While rising rates in recent months have diluted bond returns, it’s important to remember that a hike by the Fed doesn’t always equate to a rise in market rates. In fact, longer-term rates have fallen two out of three times following the Fed’s recent efforts to raise rates. This goes to show that market forces and inflation expectations remain key drivers to interest rates and bond prices.
That’s not to say that we won’t see an eventual rise in interest rates. We ultimately believe rates will move higher, given the strength in the economy and emergence of inflation. It’s noteworthy that February’s consumer inflation exceeded the Fed’s 2% target for the first time in nearly five years.

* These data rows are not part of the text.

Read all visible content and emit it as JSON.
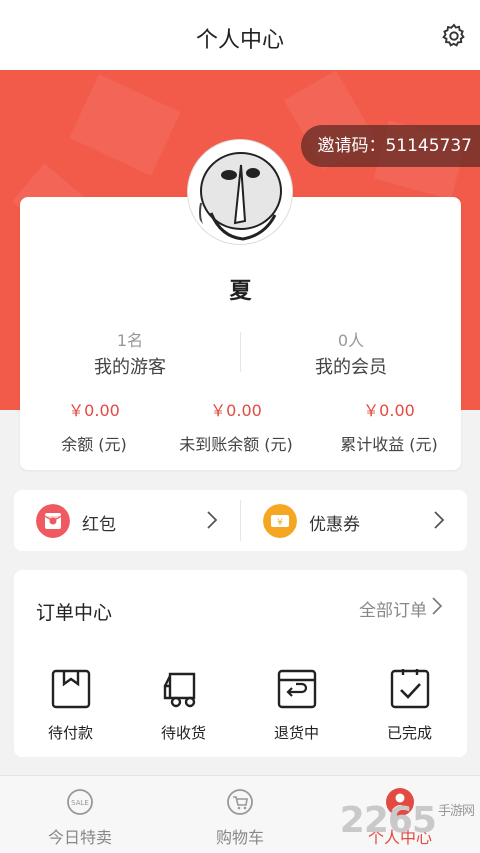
{
  "header": {
    "title": "个人中心",
    "settings_icon": "gear-icon"
  },
  "colors": {
    "accent": "#f25a49",
    "money": "#e34b42",
    "invite_bg": "#5a2823"
  },
  "invite": {
    "text": "邀请码：51145737"
  },
  "profile": {
    "avatar_icon": "meme-face-avatar",
    "username": "夏",
    "stats": [
      {
        "count": "1名",
        "label": "我的游客"
      },
      {
        "count": "0人",
        "label": "我的会员"
      }
    ],
    "money": [
      {
        "amount": "￥0.00",
        "label": "余额 (元)"
      },
      {
        "amount": "￥0.00",
        "label": "未到账余额 (元)"
      },
      {
        "amount": "￥0.00",
        "label": "累计收益 (元)"
      }
    ]
  },
  "coupons": [
    {
      "label": "红包",
      "icon": "red-envelope-icon"
    },
    {
      "label": "优惠券",
      "icon": "coupon-icon"
    }
  ],
  "orders": {
    "title": "订单中心",
    "all_label": "全部订单",
    "items": [
      {
        "label": "待付款",
        "icon": "wallet-icon"
      },
      {
        "label": "待收货",
        "icon": "truck-icon"
      },
      {
        "label": "退货中",
        "icon": "return-box-icon"
      },
      {
        "label": "已完成",
        "icon": "check-clipboard-icon"
      }
    ]
  },
  "tabbar": [
    {
      "label": "今日特卖",
      "icon": "sale-badge-icon",
      "active": false
    },
    {
      "label": "购物车",
      "icon": "cart-icon",
      "active": false
    },
    {
      "label": "个人中心",
      "icon": "user-icon",
      "active": true
    }
  ],
  "watermark": {
    "text": "2265",
    "sub": "手游网"
  }
}
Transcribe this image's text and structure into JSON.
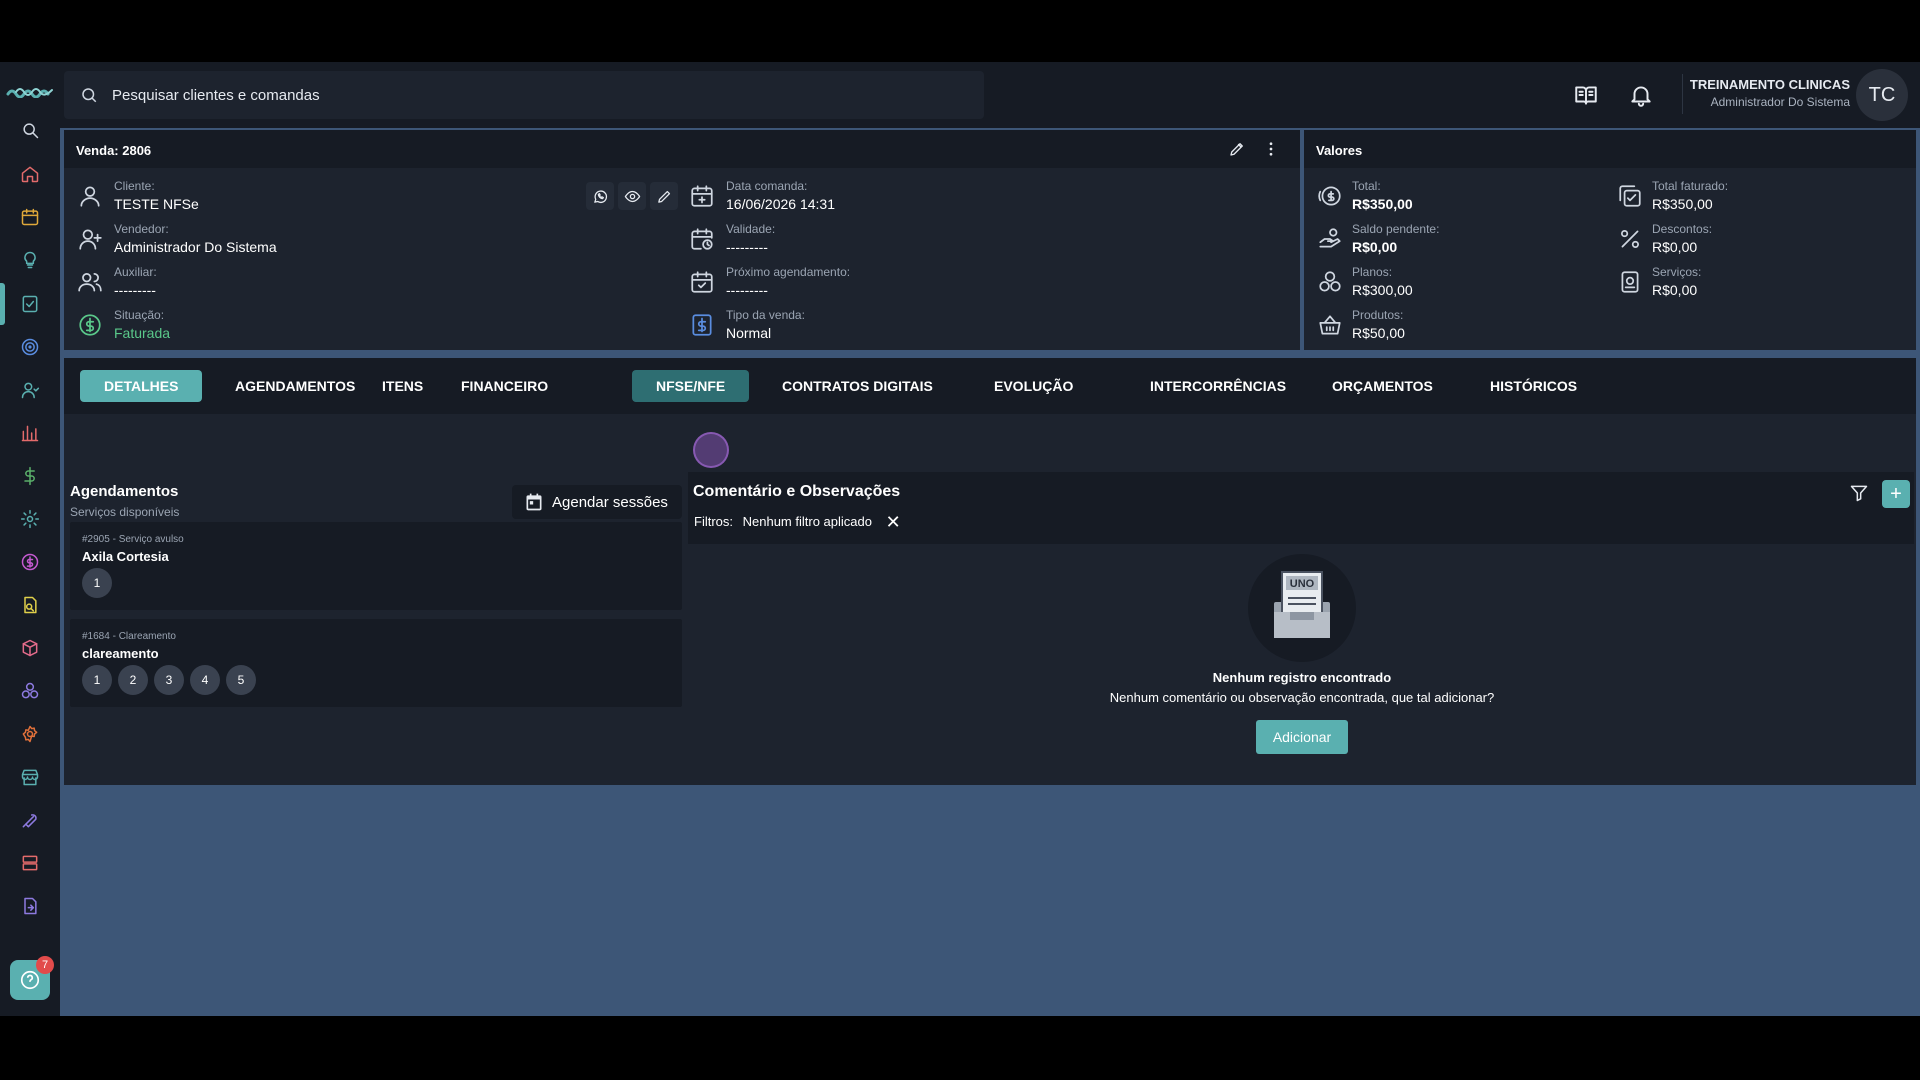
{
  "search": {
    "placeholder": "Pesquisar clientes e comandas"
  },
  "user": {
    "name": "TREINAMENTO CLINICAS",
    "role": "Administrador Do Sistema",
    "initials": "TC"
  },
  "help": {
    "badge": "7"
  },
  "sale": {
    "title": "Venda: 2806",
    "fields": {
      "cliente": {
        "label": "Cliente:",
        "value": "TESTE NFSe"
      },
      "vendedor": {
        "label": "Vendedor:",
        "value": "Administrador Do Sistema"
      },
      "auxiliar": {
        "label": "Auxiliar:",
        "value": "---------"
      },
      "situacao": {
        "label": "Situação:",
        "value": "Faturada"
      },
      "data_comanda": {
        "label": "Data comanda:",
        "value": "16/06/2026 14:31"
      },
      "validade": {
        "label": "Validade:",
        "value": "---------"
      },
      "proximo": {
        "label": "Próximo agendamento:",
        "value": "---------"
      },
      "tipo": {
        "label": "Tipo da venda:",
        "value": "Normal"
      }
    }
  },
  "valores": {
    "title": "Valores",
    "total": {
      "label": "Total:",
      "value": "R$350,00"
    },
    "saldo": {
      "label": "Saldo pendente:",
      "value": "R$0,00"
    },
    "planos": {
      "label": "Planos:",
      "value": "R$300,00"
    },
    "produtos": {
      "label": "Produtos:",
      "value": "R$50,00"
    },
    "faturado": {
      "label": "Total faturado:",
      "value": "R$350,00"
    },
    "descontos": {
      "label": "Descontos:",
      "value": "R$0,00"
    },
    "servicos": {
      "label": "Serviços:",
      "value": "R$0,00"
    }
  },
  "tabs": [
    "DETALHES",
    "AGENDAMENTOS",
    "ITENS",
    "FINANCEIRO",
    "NFSE/NFE",
    "CONTRATOS DIGITAIS",
    "EVOLUÇÃO",
    "INTERCORRÊNCIAS",
    "ORÇAMENTOS",
    "HISTÓRICOS"
  ],
  "agendamentos": {
    "title": "Agendamentos",
    "subtitle": "Serviços disponíveis",
    "button": "Agendar sessões",
    "services": [
      {
        "code": "#2905 - Serviço avulso",
        "name": "Axila Cortesia",
        "sessions": [
          "1"
        ]
      },
      {
        "code": "#1684 - Clareamento",
        "name": "clareamento",
        "sessions": [
          "1",
          "2",
          "3",
          "4",
          "5"
        ]
      }
    ]
  },
  "comentarios": {
    "title": "Comentário e Observações",
    "filters_label": "Filtros:",
    "filters_value": "Nenhum filtro aplicado",
    "empty_icon_text": "UNO",
    "empty_title": "Nenhum registro encontrado",
    "empty_sub": "Nenhum comentário ou observação encontrada, que tal adicionar?",
    "add_label": "Adicionar"
  },
  "colors": {
    "accent": "#5ab0b0",
    "panel": "#1d232e",
    "panel_dark": "#161b24",
    "background": "#3d5677"
  }
}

One thing we are watching closely is the movement of short-term rates relative to long-term rates. Whenever the yield curve inverts (when short-term rates exceed long-term rates) it’s a potentially ominous sign for the economy and for the markets. As the chart below illustrates, long-term rates have been falling since December 2013 (shown in the dotted line) as compared to current rates (shown in the solid line). Conversely, short-term term rates have been rising.
Source: FactSet, J.P. Morgan Asset Management
Fortunately, the yield curve remains reasonably healthy, with long-term rates still well above short-term rates, but we’re carefully watching to see how closely short- and long-term rates might veer, potentially elevating market risks.
Lofty Stock Prices
As we discussed last quarter, stock price valuations are becoming a point of concern. Price-to-earnings valuations are much lower than the ultra-highs typically seen before a downturn, but they are becoming a bit lofty, particularly after the strong recent run in the stock markets. Current stock prices could be sustainable if the economy and business earnings continue to grow. However, if growth and earnings stagnate, relative to stock market bullishness, we could be in for a correction. All eyes are on the ability to get the growth engines going, as the markets assumed would occur when President Trump took office. The next few months should be telling about his true potential to navigate the political arena in pursuit of his agendas and in support of US growth initiatives.
Fortunately, we still see plenty of positive indicators that could allow the markets to continue flourishing, and we certainly hope that they will. At the same time, we believe it’s important for investors to be cognizant of potential market warning signals.
We recently trimmed back on stocks, taking a few profits off the table in instances where stocks had accelerated beyond our target allocations. We encourage investors to review overall stock exposure, making sure your positioning affords the growth you desire but also the protection you need.
As always, we encourage you to contact us with any questions.